Although the sutras are hardly comprehensible when you merely listen to them, their meanings are somewhat understandable to those who can read Chinese characters by visually reading their Chinese renderings. The more you study the sutras, the more you will be aware of their hidden charm.
Now I will explain one of the sutras we usually recite ("OTSUTOME in Jodo-shu").
It is KOGE that comes first(*1) in "OTSUTOME in Jodo-shu."
Gan ga shin jo nyo koro
Gan ga shin nyo chi e ka
Nen nen bon jo kai jo ko
Ku yo ji-ppo san ze bu
I aspire for my body to be as pure as an incense burner.
I aspire for my mind to be like the light of wisdom.
With every thought, I burn this incense of discipline and meditation
to dedicate myself to the past, present, and future buddhas of the ten directions.
In this sutra, the action of burning clean and fresh incense and offering it to buddhas is compared to offering "sila (戒 [Buddhist moral rules])" and "samadhi (定 [a state of deep concentration of the mind])," which are fruits of one's practice, to buddhas.
Incense has been traditionally used for several purposes. It is used for removing offensive odors, for repelling insects, for calming the mind, for attracting the opposite sex, and the like. In Buddhism, incense is mainly used to clean or purify one's body and mind, and to venerate buddhas. Incense that is spread over one's body is called Zuko (塗香 [finely powdered incense for application]), and incense that is burned is called Shoko (焼香 [powdered incense for burning]). Incense sticks, which are widely known and probably most easily available, are one kind of Shoko.
Burning incense of good quality and suited to your taste indeed makes your mind calm and relaxed. If someone asked me to give a succinct outline of Buddhist teachings, I would answer "Buddhist teachings aim to keep your mind calm and help you live your life honestly and fairly." What is meant by keeping one's mind calm is not to retreat alone avoiding troubles, although sometimes this is required. Rather, I would like to say that to address various problem in one's life, it is very important to keep one's mind calm. Contemplating one's inner self or others with a serene mind, exchanging sincere smiles from deep within our hearts, and sharing one's sadness with tears... these will spontaneously soothe away any anger or covetousness.
By burning incense of the same kind every day with a calm mind, your mind will naturally become relaxed by merely sensing the fragrance of the incense.
I recommend you to sit in front of your home altar, burn an incense stick with a calm mind, and feel the gentle spread of fragrant smoke. Offer the fragrance of the incense to Amitabha and the many buddhas and boddhisattvas, and feel the fragrance gently and softly embracing your body and mind. ❖

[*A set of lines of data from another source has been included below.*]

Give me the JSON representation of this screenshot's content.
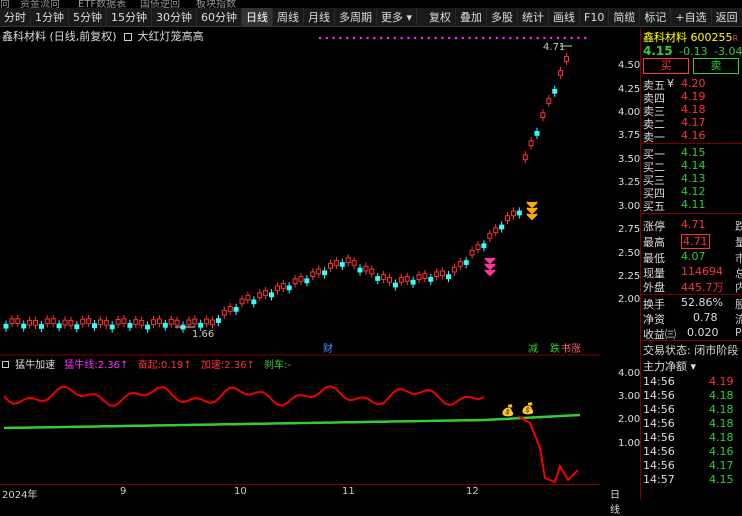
{
  "top_strip": [
    "向",
    "资金流向",
    "ETF数据表",
    "国债逆回",
    "板块指数"
  ],
  "toolbar": [
    "分时",
    "1分钟",
    "5分钟",
    "15分钟",
    "30分钟",
    "60分钟",
    "日线",
    "周线",
    "月线",
    "多周期",
    "更多",
    "复权",
    "叠加",
    "多股",
    "统计",
    "画线",
    "F10",
    "简缆",
    "标记",
    "+自选",
    "返回"
  ],
  "toolbar_selected": "日线",
  "chart": {
    "title": "鑫科材料 (日线,前复权)",
    "indicator_name": "大红灯笼高高",
    "price_axis": [
      "4.50",
      "4.25",
      "4.00",
      "3.75",
      "3.50",
      "3.25",
      "3.00",
      "2.75",
      "2.50",
      "2.25",
      "2.00"
    ],
    "high_label": "4.71",
    "low_label": "1.66",
    "markers": {
      "cai": "财",
      "jian": "减",
      "die": "跌",
      "zhang": "书涨"
    }
  },
  "indicator": {
    "name": "猛牛加速",
    "items": [
      {
        "label": "猛牛线:",
        "value": "2.36↑",
        "color": "#f3f"
      },
      {
        "label": "奋起:",
        "value": "0.19↑",
        "color": "#f33"
      },
      {
        "label": "加速:",
        "value": "2.36↑",
        "color": "#f33"
      },
      {
        "label": "刹车:",
        "value": "-",
        "color": "#3c3"
      }
    ],
    "axis": [
      "4.00",
      "3.00",
      "2.00",
      "1.00"
    ]
  },
  "xaxis": [
    "2024年",
    "9",
    "10",
    "11",
    "12",
    "日线"
  ],
  "quote": {
    "name": "鑫科材料",
    "code": "600255",
    "code_suffix": "R",
    "price": "4.15",
    "change": "-0.13",
    "pct": "-3.04%",
    "buy_btn": "买",
    "sell_btn": "卖",
    "asks": [
      {
        "label": "卖五",
        "flag": "¥",
        "price": "4.20",
        "vol": ""
      },
      {
        "label": "卖四",
        "flag": "",
        "price": "4.19",
        "vol": ""
      },
      {
        "label": "卖三",
        "flag": "",
        "price": "4.18",
        "vol": ""
      },
      {
        "label": "卖二",
        "flag": "",
        "price": "4.17",
        "vol": ""
      },
      {
        "label": "卖一",
        "flag": "",
        "price": "4.16",
        "vol": ""
      }
    ],
    "bids": [
      {
        "label": "买一",
        "price": "4.15",
        "vol": ""
      },
      {
        "label": "买二",
        "price": "4.14",
        "vol": ""
      },
      {
        "label": "买三",
        "price": "4.13",
        "vol": ""
      },
      {
        "label": "买四",
        "price": "4.12",
        "vol": ""
      },
      {
        "label": "买五",
        "price": "4.11",
        "vol": ""
      }
    ],
    "stats": [
      {
        "label": "涨停",
        "value": "4.71",
        "tail": "跌"
      },
      {
        "label": "最高",
        "value": "4.71",
        "tail": "量"
      },
      {
        "label": "最低",
        "value": "4.07",
        "tail": "市"
      },
      {
        "label": "现量",
        "value": "114694",
        "tail": "总"
      },
      {
        "label": "外盘",
        "value": "445.7万",
        "tail": "内"
      }
    ],
    "stats2": [
      {
        "label": "换手",
        "value": "52.86%",
        "tail": "股"
      },
      {
        "label": "净资",
        "value": "0.78",
        "tail": "流"
      },
      {
        "label": "收益㈢",
        "value": "0.020",
        "tail": "PE"
      }
    ],
    "trade_state": "交易状态: 闭市阶段",
    "main_flow": "主力净额",
    "ticks": [
      {
        "time": "14:56",
        "price": "4.19"
      },
      {
        "time": "14:56",
        "price": "4.18"
      },
      {
        "time": "14:56",
        "price": "4.18"
      },
      {
        "time": "14:56",
        "price": "4.18"
      },
      {
        "time": "14:56",
        "price": "4.18"
      },
      {
        "time": "14:56",
        "price": "4.16"
      },
      {
        "time": "14:56",
        "price": "4.17"
      },
      {
        "time": "14:57",
        "price": "4.15"
      }
    ]
  }
}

[Note] (*1) While in the video titled "Jodo Talk 6" which can be found on YouTube, "SAN-BUJO" (Welcoming the Buddhas in Three Verses) is recited first because the video shows an abridged version, "KOGE" should come first in the full version of OTSUTOME.